'''
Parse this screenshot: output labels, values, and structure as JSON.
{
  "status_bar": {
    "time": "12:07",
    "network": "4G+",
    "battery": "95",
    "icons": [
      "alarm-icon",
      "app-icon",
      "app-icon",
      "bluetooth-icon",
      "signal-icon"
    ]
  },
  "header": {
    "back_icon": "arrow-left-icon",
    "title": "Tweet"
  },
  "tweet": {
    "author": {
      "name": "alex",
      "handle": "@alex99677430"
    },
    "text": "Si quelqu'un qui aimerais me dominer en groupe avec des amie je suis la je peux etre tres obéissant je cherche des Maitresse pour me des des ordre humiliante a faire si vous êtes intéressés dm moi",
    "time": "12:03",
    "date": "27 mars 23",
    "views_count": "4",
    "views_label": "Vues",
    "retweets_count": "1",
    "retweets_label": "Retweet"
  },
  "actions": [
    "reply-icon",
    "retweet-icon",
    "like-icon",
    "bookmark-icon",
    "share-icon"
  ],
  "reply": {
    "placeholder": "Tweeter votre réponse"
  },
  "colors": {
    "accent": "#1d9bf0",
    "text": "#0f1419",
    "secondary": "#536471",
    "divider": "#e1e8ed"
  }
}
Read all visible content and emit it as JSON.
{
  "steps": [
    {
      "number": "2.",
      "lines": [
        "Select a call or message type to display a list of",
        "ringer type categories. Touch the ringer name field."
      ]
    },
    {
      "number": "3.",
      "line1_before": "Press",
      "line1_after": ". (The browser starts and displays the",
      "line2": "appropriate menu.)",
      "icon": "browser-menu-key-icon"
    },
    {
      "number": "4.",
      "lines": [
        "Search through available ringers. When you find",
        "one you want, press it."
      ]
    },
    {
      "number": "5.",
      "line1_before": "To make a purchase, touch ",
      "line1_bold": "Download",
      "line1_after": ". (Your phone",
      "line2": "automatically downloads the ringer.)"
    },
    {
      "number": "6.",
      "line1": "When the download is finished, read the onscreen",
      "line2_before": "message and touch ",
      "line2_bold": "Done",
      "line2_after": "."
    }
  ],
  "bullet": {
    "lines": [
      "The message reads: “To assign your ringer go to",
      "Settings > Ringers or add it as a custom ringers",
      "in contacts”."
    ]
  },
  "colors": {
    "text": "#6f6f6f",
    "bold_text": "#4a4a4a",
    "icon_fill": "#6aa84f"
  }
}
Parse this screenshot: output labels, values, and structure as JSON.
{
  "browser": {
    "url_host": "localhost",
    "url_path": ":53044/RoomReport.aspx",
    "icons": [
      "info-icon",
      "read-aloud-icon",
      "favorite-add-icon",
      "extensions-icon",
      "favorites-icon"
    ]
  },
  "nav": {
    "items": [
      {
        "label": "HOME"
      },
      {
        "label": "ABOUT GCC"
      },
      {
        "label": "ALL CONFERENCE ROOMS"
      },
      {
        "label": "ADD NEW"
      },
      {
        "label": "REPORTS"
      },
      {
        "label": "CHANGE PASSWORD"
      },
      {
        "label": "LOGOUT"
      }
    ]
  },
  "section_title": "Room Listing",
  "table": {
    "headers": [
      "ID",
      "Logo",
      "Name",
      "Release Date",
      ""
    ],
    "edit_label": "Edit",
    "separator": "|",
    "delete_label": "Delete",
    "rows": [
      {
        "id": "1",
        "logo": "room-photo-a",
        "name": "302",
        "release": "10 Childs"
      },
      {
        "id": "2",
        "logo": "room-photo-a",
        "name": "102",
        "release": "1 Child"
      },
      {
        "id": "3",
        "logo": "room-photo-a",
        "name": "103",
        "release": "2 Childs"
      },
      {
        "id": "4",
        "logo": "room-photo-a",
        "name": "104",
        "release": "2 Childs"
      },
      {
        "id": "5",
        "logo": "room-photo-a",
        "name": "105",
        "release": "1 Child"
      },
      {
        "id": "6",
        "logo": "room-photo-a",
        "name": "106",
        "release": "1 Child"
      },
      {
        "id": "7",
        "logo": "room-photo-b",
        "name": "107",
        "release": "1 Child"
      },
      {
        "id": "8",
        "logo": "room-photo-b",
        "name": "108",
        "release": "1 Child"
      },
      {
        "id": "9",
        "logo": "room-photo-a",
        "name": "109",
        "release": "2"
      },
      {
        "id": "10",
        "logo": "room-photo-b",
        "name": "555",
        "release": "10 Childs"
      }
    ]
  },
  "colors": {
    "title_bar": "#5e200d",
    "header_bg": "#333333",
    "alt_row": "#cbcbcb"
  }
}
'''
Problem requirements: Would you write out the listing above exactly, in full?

Written response:
Parse this screenshot: output labels, values, and structure as JSON.
{
  "status_bar": {
    "time": "12:07",
    "network": "4G+",
    "battery": "95",
    "icons": [
      "alarm-icon",
      "app-icon",
      "app-icon",
      "bluetooth-icon",
      "signal-icon"
    ]
  },
  "header": {
    "back_icon": "arrow-left-icon",
    "title": "Tweet"
  },
  "tweet": {
    "author": {
      "name": "alex",
      "handle": "@alex99677430"
    },
    "text": "Si quelqu'un qui aimerais me dominer en groupe avec des amie je suis la je peux etre tres obéissant je cherche des Maitresse pour me des des ordre humiliante a faire si vous êtes intéressés dm moi",
    "time": "12:03",
    "date": "27 mars 23",
    "views_count": "4",
    "views_label": "Vues",
    "retweets_count": "1",
    "retweets_label": "Retweet"
  },
  "actions": [
    "reply-icon",
    "retweet-icon",
    "like-icon",
    "bookmark-icon",
    "share-icon"
  ],
  "reply": {
    "placeholder": "Tweeter votre réponse"
  },
  "colors": {
    "accent": "#1d9bf0",
    "text": "#0f1419",
    "secondary": "#536471",
    "divider": "#e1e8ed"
  }
}
Read all visible content and emit it as JSON.
{
  "steps": [
    {
      "number": "2.",
      "lines": [
        "Select a call or message type to display a list of",
        "ringer type categories. Touch the ringer name field."
      ]
    },
    {
      "number": "3.",
      "line1_before": "Press",
      "line1_after": ". (The browser starts and displays the",
      "line2": "appropriate menu.)",
      "icon": "browser-menu-key-icon"
    },
    {
      "number": "4.",
      "lines": [
        "Search through available ringers. When you find",
        "one you want, press it."
      ]
    },
    {
      "number": "5.",
      "line1_before": "To make a purchase, touch ",
      "line1_bold": "Download",
      "line1_after": ". (Your phone",
      "line2": "automatically downloads the ringer.)"
    },
    {
      "number": "6.",
      "line1": "When the download is finished, read the onscreen",
      "line2_before": "message and touch ",
      "line2_bold": "Done",
      "line2_after": "."
    }
  ],
  "bullet": {
    "lines": [
      "The message reads: “To assign your ringer go to",
      "Settings > Ringers or add it as a custom ringers",
      "in contacts”."
    ]
  },
  "colors": {
    "text": "#6f6f6f",
    "bold_text": "#4a4a4a",
    "icon_fill": "#6aa84f"
  }
}
Parse this screenshot: output labels, values, and structure as JSON.
{
  "browser": {
    "url_host": "localhost",
    "url_path": ":53044/RoomReport.aspx",
    "icons": [
      "info-icon",
      "read-aloud-icon",
      "favorite-add-icon",
      "extensions-icon",
      "favorites-icon"
    ]
  },
  "nav": {
    "items": [
      {
        "label": "HOME"
      },
      {
        "label": "ABOUT GCC"
      },
      {
        "label": "ALL CONFERENCE ROOMS"
      },
      {
        "label": "ADD NEW"
      },
      {
        "label": "REPORTS"
      },
      {
        "label": "CHANGE PASSWORD"
      },
      {
        "label": "LOGOUT"
      }
    ]
  },
  "section_title": "Room Listing",
  "table": {
    "headers": [
      "ID",
      "Logo",
      "Name",
      "Release Date",
      ""
    ],
    "edit_label": "Edit",
    "separator": "|",
    "delete_label": "Delete",
    "rows": [
      {
        "id": "1",
        "logo": "room-photo-a",
        "name": "302",
        "release": "10 Childs"
      },
      {
        "id": "2",
        "logo": "room-photo-a",
        "name": "102",
        "release": "1 Child"
      },
      {
        "id": "3",
        "logo": "room-photo-a",
        "name": "103",
        "release": "2 Childs"
      },
      {
        "id": "4",
        "logo": "room-photo-a",
        "name": "104",
        "release": "2 Childs"
      },
      {
        "id": "5",
        "logo": "room-photo-a",
        "name": "105",
        "release": "1 Child"
      },
      {
        "id": "6",
        "logo": "room-photo-a",
        "name": "106",
        "release": "1 Child"
      },
      {
        "id": "7",
        "logo": "room-photo-b",
        "name": "107",
        "release": "1 Child"
      },
      {
        "id": "8",
        "logo": "room-photo-b",
        "name": "108",
        "release": "1 Child"
      },
      {
        "id": "9",
        "logo": "room-photo-a",
        "name": "109",
        "release": "2"
      },
      {
        "id": "10",
        "logo": "room-photo-b",
        "name": "555",
        "release": "10 Childs"
      }
    ]
  },
  "colors": {
    "title_bar": "#5e200d",
    "header_bg": "#333333",
    "alt_row": "#cbcbcb"
  }
}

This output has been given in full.